[[ RECORD EXTRACTS, beginning ]]

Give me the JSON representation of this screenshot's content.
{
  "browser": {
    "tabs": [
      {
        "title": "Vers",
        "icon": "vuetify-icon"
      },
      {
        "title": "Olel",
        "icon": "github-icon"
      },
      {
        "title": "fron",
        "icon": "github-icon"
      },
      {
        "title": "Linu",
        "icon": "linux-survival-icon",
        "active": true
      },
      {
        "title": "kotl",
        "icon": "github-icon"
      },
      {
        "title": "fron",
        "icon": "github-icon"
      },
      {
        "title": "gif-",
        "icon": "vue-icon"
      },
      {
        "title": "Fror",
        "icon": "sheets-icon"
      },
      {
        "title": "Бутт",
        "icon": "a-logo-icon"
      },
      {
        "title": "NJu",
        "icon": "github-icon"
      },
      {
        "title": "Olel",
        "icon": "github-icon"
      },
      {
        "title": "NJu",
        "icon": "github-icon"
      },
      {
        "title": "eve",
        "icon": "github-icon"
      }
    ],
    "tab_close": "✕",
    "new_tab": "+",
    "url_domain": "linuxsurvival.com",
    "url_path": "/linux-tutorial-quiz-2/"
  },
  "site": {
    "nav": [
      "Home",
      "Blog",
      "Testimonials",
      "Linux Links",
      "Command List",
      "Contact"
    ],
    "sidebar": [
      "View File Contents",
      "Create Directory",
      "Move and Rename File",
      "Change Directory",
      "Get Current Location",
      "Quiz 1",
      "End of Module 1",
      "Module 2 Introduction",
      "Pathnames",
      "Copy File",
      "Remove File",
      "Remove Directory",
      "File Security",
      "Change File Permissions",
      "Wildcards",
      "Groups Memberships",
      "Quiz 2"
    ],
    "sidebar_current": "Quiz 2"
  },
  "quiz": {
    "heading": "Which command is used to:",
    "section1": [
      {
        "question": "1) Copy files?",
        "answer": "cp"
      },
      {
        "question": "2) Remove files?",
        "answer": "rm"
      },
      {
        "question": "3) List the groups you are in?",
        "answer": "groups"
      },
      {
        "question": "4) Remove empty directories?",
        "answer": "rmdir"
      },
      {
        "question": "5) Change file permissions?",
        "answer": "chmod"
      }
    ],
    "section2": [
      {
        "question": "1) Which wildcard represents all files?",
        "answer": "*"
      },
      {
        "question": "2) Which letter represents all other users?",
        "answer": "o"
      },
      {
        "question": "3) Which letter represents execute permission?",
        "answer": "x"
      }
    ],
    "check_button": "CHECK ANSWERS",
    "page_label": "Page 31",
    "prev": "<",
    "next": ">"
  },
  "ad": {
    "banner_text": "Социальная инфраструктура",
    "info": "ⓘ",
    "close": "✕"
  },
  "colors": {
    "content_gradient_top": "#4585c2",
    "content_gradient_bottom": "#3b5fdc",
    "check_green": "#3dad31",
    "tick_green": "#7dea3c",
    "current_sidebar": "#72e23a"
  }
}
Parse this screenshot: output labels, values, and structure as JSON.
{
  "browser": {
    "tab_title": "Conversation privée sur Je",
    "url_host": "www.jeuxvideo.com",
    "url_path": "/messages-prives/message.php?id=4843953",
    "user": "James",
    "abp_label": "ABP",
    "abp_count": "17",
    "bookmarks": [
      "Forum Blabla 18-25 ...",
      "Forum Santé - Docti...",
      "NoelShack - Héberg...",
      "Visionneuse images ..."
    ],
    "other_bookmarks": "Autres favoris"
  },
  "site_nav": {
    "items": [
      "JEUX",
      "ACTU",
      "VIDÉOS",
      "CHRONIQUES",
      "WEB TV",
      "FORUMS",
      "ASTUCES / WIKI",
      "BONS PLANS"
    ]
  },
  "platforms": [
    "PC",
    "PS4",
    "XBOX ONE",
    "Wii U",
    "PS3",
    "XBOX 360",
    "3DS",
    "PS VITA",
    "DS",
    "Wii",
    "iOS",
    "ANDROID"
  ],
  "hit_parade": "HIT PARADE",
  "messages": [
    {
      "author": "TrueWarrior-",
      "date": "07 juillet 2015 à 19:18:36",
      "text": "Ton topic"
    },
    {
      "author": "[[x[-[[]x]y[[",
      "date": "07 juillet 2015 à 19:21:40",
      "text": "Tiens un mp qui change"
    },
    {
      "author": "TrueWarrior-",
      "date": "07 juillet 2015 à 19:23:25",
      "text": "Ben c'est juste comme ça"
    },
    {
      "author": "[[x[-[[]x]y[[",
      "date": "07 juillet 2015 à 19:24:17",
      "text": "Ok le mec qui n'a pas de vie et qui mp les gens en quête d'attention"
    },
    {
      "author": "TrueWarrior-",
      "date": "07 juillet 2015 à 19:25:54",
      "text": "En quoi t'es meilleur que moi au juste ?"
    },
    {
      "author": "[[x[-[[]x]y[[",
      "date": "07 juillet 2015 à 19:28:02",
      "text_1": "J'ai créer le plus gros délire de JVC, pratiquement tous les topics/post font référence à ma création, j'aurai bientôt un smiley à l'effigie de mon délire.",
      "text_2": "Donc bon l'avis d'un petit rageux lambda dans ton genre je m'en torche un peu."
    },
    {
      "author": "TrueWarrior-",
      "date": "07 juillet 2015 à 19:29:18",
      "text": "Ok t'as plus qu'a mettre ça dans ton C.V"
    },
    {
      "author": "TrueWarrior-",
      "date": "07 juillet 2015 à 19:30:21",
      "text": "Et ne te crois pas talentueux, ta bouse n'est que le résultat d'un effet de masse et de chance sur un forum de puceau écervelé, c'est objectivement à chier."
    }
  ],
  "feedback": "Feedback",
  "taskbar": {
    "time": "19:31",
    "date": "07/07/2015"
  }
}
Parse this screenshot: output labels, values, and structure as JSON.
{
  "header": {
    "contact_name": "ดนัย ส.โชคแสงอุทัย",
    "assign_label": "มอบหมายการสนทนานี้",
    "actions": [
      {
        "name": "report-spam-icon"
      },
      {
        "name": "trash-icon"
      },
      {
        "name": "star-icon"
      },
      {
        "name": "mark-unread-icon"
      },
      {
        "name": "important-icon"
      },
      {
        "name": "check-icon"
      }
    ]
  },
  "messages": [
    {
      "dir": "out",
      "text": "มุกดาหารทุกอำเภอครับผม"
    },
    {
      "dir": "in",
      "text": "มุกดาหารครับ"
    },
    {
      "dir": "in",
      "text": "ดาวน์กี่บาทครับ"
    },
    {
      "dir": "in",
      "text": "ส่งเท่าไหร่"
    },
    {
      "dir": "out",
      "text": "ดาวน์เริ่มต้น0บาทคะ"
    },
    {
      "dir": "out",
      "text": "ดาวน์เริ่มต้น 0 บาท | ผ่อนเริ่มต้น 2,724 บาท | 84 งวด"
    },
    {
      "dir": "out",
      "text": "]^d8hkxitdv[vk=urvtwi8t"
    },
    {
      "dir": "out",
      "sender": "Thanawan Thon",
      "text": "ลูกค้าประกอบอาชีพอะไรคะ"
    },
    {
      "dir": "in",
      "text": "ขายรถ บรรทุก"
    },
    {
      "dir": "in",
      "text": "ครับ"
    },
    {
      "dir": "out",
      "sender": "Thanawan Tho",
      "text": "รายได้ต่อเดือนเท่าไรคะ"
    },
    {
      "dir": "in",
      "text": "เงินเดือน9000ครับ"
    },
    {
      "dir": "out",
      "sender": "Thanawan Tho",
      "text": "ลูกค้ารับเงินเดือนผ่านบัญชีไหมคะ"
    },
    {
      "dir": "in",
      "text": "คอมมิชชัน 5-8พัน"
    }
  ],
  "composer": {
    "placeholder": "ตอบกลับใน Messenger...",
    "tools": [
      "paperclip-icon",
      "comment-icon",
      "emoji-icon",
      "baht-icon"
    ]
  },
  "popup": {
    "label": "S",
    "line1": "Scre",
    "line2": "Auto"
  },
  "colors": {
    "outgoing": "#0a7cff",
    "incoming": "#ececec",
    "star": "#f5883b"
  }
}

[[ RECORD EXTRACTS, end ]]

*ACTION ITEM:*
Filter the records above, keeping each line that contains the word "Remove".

*THE ANSWER:*
      "Remove File",
      "Remove Directory",
        "question": "2) Remove files?",
        "question": "4) Remove empty directories?",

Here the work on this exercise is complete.